Design movement initiated by William Morris in 1861 which aimed to improve the quality of design and make it available to the widest possible audience
The Arts and Crafts Movement emerged from the Pre-Raphaelite circle with the founding of the design firm Morris and Co. in 1861 by William Morris. He recruited Dante Gabriel Rossetti, Ford Madox Brown and Edward Burne-Jones as artist-designers with the key principle of raising design to the level of art. Morris emphasised simple functional design without the excess ornament and imitation of past typical of Victorian styles. Wallpapers or fabrics were based on natural motifs, particularly plant forms treated as flat pattern.

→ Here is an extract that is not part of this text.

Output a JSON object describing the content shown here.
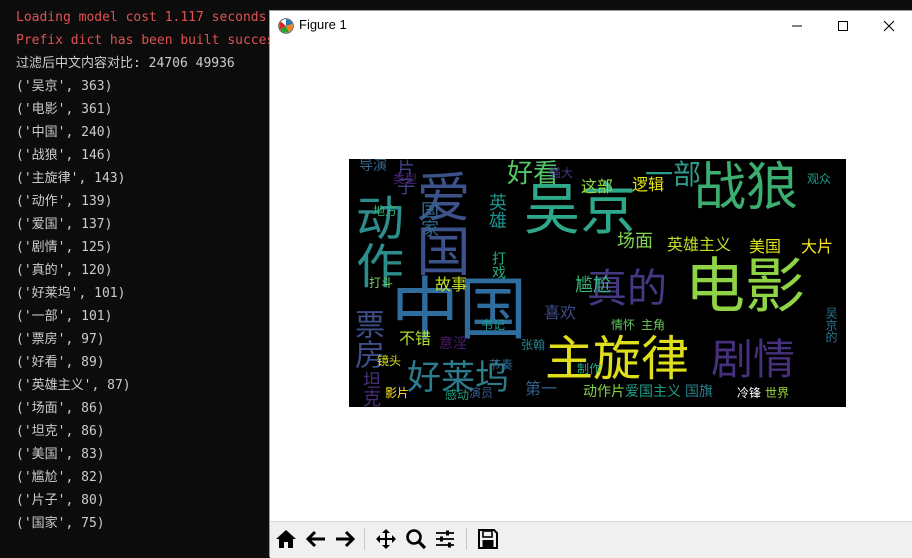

The Arts and Crafts movement is often seen as the starting point for modern design approaches e.g. by Nikolaus Pevsner in his book Pioneers of Modern Design: William Morris to Walter Gropius first published 1936, and was a key direct influence on the aesthetic movement and art nouveau.